▶ Your instructions: Reproduce each line of the following material exactly, omitting the images.

▶ Available data:
---*---

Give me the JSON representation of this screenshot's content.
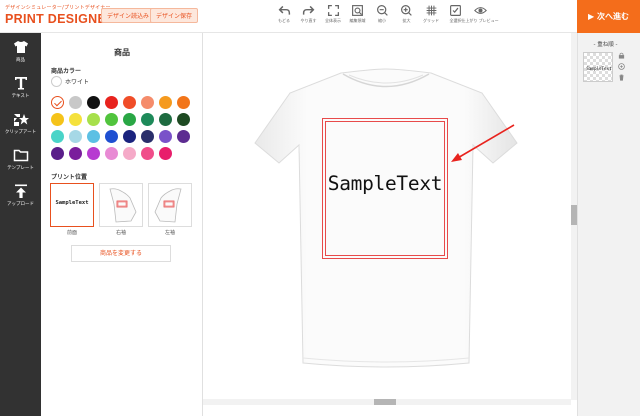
{
  "header": {
    "logo_sub": "デザインシミュレーター/プリントデザイナー",
    "logo_main": "PRINT DESIGNER",
    "load_design": "デザイン読込み",
    "save_design": "デザイン保存",
    "next_button": "▶ 次へ進む",
    "toolbar": [
      {
        "icon": "undo-icon",
        "label": "もどる"
      },
      {
        "icon": "redo-icon",
        "label": "やり直す"
      },
      {
        "icon": "fit-all-icon",
        "label": "全体表示"
      },
      {
        "icon": "edit-area-icon",
        "label": "編集領域"
      },
      {
        "icon": "zoom-out-icon",
        "label": "縮小"
      },
      {
        "icon": "zoom-in-icon",
        "label": "拡大"
      },
      {
        "icon": "grid-icon",
        "label": "グリッド"
      },
      {
        "icon": "select-all-icon",
        "label": "全選択"
      },
      {
        "icon": "preview-icon",
        "label": "仕上がり プレビュー"
      }
    ]
  },
  "sidebar": {
    "items": [
      {
        "icon": "tshirt-icon",
        "label": "商品"
      },
      {
        "icon": "text-icon",
        "label": "テキスト"
      },
      {
        "icon": "clipart-icon",
        "label": "クリップアート"
      },
      {
        "icon": "template-icon",
        "label": "テンプレート"
      },
      {
        "icon": "upload-icon",
        "label": "アップロード"
      }
    ]
  },
  "panel": {
    "title": "商品",
    "color_label": "商品カラー",
    "selected_color_name": "ホワイト",
    "colors": [
      "#ffffff",
      "#c8c8c8",
      "#111111",
      "#e8231e",
      "#f04d28",
      "#f58c6b",
      "#f59a1e",
      "#f2751a",
      "#f5c31a",
      "#f5e13c",
      "#a7e04b",
      "#51c43d",
      "#2aa745",
      "#1e8a5a",
      "#1e6b40",
      "#1e4a22",
      "#4ad4c8",
      "#a6d8e6",
      "#5cc0e4",
      "#1e4fd1",
      "#1a237e",
      "#2a2f6b",
      "#7a52c9",
      "#5d2c91",
      "#5a1e8a",
      "#7a1e9c",
      "#b73bd1",
      "#e88ad4",
      "#f5aac8",
      "#f04d8a",
      "#e81e6b"
    ],
    "print_position_label": "プリント位置",
    "positions": [
      {
        "label": "前面",
        "text": "SampleText"
      },
      {
        "label": "右袖"
      },
      {
        "label": "左袖"
      }
    ],
    "change_product_button": "商品を変更する"
  },
  "canvas": {
    "design_text": "SampleText"
  },
  "layers": {
    "title": "- 重ね順 -",
    "items": [
      {
        "text": "SampleText"
      }
    ]
  }
}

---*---

▶ Your response:
Give me the JSON representation of this screenshot's content.
{
  "header": {
    "logo_sub": "デザインシミュレーター/プリントデザイナー",
    "logo_main": "PRINT DESIGNER",
    "load_design": "デザイン読込み",
    "save_design": "デザイン保存",
    "next_button": "▶ 次へ進む",
    "toolbar": [
      {
        "icon": "undo-icon",
        "label": "もどる"
      },
      {
        "icon": "redo-icon",
        "label": "やり直す"
      },
      {
        "icon": "fit-all-icon",
        "label": "全体表示"
      },
      {
        "icon": "edit-area-icon",
        "label": "編集領域"
      },
      {
        "icon": "zoom-out-icon",
        "label": "縮小"
      },
      {
        "icon": "zoom-in-icon",
        "label": "拡大"
      },
      {
        "icon": "grid-icon",
        "label": "グリッド"
      },
      {
        "icon": "select-all-icon",
        "label": "全選択"
      },
      {
        "icon": "preview-icon",
        "label": "仕上がり プレビュー"
      }
    ]
  },
  "sidebar": {
    "items": [
      {
        "icon": "tshirt-icon",
        "label": "商品"
      },
      {
        "icon": "text-icon",
        "label": "テキスト"
      },
      {
        "icon": "clipart-icon",
        "label": "クリップアート"
      },
      {
        "icon": "template-icon",
        "label": "テンプレート"
      },
      {
        "icon": "upload-icon",
        "label": "アップロード"
      }
    ]
  },
  "panel": {
    "title": "商品",
    "color_label": "商品カラー",
    "selected_color_name": "ホワイト",
    "colors": [
      "#ffffff",
      "#c8c8c8",
      "#111111",
      "#e8231e",
      "#f04d28",
      "#f58c6b",
      "#f59a1e",
      "#f2751a",
      "#f5c31a",
      "#f5e13c",
      "#a7e04b",
      "#51c43d",
      "#2aa745",
      "#1e8a5a",
      "#1e6b40",
      "#1e4a22",
      "#4ad4c8",
      "#a6d8e6",
      "#5cc0e4",
      "#1e4fd1",
      "#1a237e",
      "#2a2f6b",
      "#7a52c9",
      "#5d2c91",
      "#5a1e8a",
      "#7a1e9c",
      "#b73bd1",
      "#e88ad4",
      "#f5aac8",
      "#f04d8a",
      "#e81e6b"
    ],
    "print_position_label": "プリント位置",
    "positions": [
      {
        "label": "前面",
        "text": "SampleText"
      },
      {
        "label": "右袖"
      },
      {
        "label": "左袖"
      }
    ],
    "change_product_button": "商品を変更する"
  },
  "canvas": {
    "design_text": "SampleText"
  },
  "layers": {
    "title": "- 重ね順 -",
    "items": [
      {
        "text": "SampleText"
      }
    ]
  }
}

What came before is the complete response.